I've been widowed eleven years. I've grown accustomed to my own company and the freedom of not being accountable to anyone. I really like being solo, actually. For New Year's Eve, I was in heaven sitting in front of the fireplace, reading a good book, drinking wine, and listening to music alone. I'm not "just saying that" either--I genuinely mean it.
To some, however, they look upon me with pity. When I told one friend I was alone on New Year's Eve, she practically called the suicide intervention hotline thinking I was crying into my pillow. I wasn't. I was very content.
When I met a bunch of friends--all married and pretty well off--earlier this week and told them I am selling my house, moving to Santa Fe to start a new life, buying a house there that is much smaller but within walking distance to all the fun shopping and bars in the city, you would have thought I had just confessed to murder. The looks on their faces confused me.
How can you leave Colorado? You have the perfect house! In the perfect place! How can you give all of that up? Have you gone insane?
Maybe I have. Maybe I went insane the moment I cut my husband down from where he'd hung himself in the bedroom I've continued to sleep in for the past eleven years. Maybe I went over the edge by seeing the same people who knew me as a married woman who continue to give me that look of pity whenever I make eye contact. Maybe I go a little bit mad every time I go anywhere in this city and state where I dated and married a man who died--I see him everywhere. Maybe I went crazy holding myself back from moving long ago out of a sense of obligation to the kids to keep their lives stable--they're adults now, though. Maybe I snapped after lugging wood indoors to heat the place for the millionth time--why did I ever think that was a charming activity? So, yes, maybe I have gone insane. So what? Can you blame me? Maybe a little insanity is a good thing.
A person can only deny their souls for so long before life intervenes and pushes them into action. That's what's happened here. I am no longer satisfied existing in this perfect little house with its magnificent view. I crave more.
Before I got married, some called me a gypsy. I traveled the world, lived in a new apartment every six months, moved to new cities that called to my soul, and never once thought this would be the last stop on my journey.
Yet the judgment comes from all sides when I say I'm selling my house--alone--and moving to another city in another state--alone. None of the people doing the questioning can relate even remotely to my life--they're married, financially secure to the point where some of them only work as a hobby, and have close family members as well who interact with their lives. That's fine. No one needs to get me--but I do ask that they back off from the interrogation.
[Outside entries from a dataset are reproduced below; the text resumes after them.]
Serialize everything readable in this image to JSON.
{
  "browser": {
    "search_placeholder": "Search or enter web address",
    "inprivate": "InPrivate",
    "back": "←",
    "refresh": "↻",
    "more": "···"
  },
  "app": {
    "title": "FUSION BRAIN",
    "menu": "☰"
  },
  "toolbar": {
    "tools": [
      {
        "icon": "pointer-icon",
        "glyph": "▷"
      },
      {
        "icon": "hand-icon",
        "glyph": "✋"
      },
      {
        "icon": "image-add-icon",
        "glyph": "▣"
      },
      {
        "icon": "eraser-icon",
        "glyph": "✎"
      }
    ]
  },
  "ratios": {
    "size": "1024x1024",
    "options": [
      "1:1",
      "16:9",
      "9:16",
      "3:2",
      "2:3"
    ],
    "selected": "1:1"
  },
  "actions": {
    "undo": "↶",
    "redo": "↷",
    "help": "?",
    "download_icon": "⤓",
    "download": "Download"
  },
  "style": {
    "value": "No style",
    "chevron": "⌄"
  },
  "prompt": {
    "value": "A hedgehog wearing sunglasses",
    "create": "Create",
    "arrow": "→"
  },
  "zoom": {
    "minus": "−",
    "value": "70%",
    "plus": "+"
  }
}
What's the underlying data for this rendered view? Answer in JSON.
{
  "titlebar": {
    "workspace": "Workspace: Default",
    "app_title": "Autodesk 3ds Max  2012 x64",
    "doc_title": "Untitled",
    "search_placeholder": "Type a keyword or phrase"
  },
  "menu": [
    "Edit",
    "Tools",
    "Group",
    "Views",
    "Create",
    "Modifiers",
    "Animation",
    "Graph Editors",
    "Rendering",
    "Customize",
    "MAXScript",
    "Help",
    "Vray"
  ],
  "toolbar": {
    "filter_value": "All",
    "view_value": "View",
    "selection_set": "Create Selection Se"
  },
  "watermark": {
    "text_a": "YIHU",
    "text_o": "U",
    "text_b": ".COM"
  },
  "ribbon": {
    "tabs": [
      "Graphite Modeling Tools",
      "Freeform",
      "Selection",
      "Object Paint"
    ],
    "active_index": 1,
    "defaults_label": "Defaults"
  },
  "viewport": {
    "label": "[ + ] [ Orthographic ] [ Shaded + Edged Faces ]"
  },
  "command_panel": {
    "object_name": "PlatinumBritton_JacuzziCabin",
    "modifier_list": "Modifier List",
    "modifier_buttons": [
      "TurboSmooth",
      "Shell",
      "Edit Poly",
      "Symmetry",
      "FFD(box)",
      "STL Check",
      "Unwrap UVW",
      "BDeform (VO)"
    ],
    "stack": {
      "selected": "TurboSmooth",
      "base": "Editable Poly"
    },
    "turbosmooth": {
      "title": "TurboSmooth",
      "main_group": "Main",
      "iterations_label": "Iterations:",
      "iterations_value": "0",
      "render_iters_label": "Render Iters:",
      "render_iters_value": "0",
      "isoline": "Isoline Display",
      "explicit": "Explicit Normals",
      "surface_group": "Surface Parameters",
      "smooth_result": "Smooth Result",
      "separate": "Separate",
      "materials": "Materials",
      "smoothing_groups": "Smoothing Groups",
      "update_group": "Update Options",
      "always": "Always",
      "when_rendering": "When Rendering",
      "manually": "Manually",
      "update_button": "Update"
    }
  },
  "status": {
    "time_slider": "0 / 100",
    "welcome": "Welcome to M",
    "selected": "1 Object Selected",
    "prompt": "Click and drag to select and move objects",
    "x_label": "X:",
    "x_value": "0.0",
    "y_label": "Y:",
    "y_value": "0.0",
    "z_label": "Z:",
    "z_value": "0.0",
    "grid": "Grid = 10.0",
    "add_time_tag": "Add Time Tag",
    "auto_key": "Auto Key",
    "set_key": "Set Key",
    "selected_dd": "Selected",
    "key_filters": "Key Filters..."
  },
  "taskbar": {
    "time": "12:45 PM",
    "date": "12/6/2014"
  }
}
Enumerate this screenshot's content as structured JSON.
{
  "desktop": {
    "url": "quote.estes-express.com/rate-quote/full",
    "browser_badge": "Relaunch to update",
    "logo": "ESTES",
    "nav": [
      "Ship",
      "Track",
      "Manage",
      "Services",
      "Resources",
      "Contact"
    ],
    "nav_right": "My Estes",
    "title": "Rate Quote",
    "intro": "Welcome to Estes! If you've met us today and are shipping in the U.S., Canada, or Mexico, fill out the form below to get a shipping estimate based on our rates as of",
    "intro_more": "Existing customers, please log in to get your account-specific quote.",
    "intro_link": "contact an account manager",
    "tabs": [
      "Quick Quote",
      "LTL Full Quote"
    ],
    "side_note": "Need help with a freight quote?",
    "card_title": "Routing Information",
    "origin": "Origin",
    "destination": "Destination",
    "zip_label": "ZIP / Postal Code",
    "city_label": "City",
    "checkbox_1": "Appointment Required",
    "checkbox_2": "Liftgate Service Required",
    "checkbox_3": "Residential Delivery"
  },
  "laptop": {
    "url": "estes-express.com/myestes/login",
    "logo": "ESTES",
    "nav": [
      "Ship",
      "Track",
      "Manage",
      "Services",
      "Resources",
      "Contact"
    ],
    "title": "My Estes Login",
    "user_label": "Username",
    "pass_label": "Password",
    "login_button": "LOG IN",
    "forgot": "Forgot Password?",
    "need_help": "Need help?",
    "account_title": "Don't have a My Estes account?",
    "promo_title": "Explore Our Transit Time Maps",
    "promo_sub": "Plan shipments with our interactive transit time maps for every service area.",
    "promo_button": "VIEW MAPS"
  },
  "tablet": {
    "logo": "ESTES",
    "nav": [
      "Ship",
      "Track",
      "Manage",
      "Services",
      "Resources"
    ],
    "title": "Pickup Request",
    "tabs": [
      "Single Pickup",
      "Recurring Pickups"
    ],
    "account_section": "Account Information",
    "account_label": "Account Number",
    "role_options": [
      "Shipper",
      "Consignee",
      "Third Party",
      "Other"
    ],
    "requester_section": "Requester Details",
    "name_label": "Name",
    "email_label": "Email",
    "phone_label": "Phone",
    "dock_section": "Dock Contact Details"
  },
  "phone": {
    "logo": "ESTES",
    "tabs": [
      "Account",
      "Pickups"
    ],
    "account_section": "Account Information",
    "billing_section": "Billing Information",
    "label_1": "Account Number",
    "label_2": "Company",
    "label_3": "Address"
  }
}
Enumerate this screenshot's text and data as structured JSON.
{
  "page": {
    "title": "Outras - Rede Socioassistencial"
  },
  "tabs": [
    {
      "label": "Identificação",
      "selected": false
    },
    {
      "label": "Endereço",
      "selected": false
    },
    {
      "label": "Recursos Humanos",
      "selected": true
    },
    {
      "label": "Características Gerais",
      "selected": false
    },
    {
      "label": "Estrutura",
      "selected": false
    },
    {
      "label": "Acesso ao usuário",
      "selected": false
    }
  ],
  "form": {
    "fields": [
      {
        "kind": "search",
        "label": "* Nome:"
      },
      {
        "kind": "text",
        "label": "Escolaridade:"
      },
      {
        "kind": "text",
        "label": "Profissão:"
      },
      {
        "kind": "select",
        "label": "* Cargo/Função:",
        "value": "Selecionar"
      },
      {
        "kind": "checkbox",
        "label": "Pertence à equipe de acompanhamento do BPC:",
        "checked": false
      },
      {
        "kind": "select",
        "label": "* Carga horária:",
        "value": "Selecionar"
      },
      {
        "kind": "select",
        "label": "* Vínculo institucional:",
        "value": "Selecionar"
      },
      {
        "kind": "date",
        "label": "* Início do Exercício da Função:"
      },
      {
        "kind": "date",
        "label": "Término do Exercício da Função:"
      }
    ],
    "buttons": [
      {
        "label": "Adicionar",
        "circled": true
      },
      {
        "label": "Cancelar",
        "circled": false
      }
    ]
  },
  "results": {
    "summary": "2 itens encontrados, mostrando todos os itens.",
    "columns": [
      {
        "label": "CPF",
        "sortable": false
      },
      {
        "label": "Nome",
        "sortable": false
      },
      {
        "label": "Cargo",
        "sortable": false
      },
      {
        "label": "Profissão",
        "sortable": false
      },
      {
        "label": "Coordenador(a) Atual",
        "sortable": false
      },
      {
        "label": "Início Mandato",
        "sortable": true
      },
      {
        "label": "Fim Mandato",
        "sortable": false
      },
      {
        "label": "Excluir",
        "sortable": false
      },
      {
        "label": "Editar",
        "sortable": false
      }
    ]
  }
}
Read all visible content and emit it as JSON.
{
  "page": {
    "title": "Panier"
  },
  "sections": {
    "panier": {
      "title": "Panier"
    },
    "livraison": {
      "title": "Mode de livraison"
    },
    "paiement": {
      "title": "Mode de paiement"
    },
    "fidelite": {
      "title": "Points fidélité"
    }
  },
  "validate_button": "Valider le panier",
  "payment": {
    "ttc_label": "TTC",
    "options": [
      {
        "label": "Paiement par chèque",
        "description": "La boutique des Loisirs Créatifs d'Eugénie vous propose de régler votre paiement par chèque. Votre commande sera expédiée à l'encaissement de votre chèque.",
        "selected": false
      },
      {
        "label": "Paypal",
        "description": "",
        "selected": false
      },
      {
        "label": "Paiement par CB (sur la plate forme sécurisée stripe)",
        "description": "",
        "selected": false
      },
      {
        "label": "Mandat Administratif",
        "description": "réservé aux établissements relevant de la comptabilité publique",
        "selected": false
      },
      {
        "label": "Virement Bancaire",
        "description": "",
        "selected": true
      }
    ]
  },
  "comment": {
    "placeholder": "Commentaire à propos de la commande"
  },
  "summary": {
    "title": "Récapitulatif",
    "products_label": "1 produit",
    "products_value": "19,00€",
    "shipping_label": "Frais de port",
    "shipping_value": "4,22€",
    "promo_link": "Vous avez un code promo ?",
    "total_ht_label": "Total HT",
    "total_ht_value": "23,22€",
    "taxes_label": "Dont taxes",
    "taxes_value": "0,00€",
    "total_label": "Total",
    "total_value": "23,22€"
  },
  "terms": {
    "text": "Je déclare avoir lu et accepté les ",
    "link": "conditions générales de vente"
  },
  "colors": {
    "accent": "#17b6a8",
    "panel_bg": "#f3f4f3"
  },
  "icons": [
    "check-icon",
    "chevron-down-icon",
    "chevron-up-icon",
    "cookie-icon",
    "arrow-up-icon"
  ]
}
I can honestly say I resent the questions as to why. Perhaps it's because I have been solo for so long now that I don't like answering to anyone, but I think my annoyance is based on something deeper--my sense that they are doubting my rational thinking despite all the years I've called my own shots, parented solo, and built a career from nothing.
It's easy to say that I don't care what others think and that I don't need anyone's approval--which are both true statements--but at the core of my being I crave support from the people in my life. I crave someone saying, "good for you, enjoy the adventure!" I crave someone saying, "if anyone can do it, you can" or "you've been through enough, sacrificed enough, now go live your life on your own terms."
I tell myself these things. I root myself on because that's what I've learned to do. But, perhaps, I truly crave hearing those things from someone else whether I want to admit it or not.
Because no matter how good I get at being alone, I remember what it was like having a life partner, a permanent cheerleader, and a sounding board--and that ghost of a memory reminds me of what I miss. It reminds me of the kind of relationship I deserve--the kind that pushes me forward rather than holds me back.
Change is good. If we become stagnant, we become boring. I may be a lot of things, but I've never been boring.
Will it be sad leaving this place? On some levels, yes, but I'm very excited to go someplace new and start exploring and discovering and laughing and living! It really is okay to let go of the good and leap into the unknown. Who knows? It might be better than my wildest imagination can visualize--and my imagination is pretty spectacular.
Amber Lea Easton is a multi-published author of romantic thrillers, contemporary romance, women's fiction, and nonfiction. She also writes five different blogs, works as a professional editor and author coach, creates a line of inspirational journals, volunteers for children's literacy, and advocates for suicide awareness. In addition, she is the mother of two extraordinary human beings who lives in a cabin high in the Rocky Mountains where she is completely aware of how lucky she is. To find out more about her books, please visit http://www.amberleaeaston.com.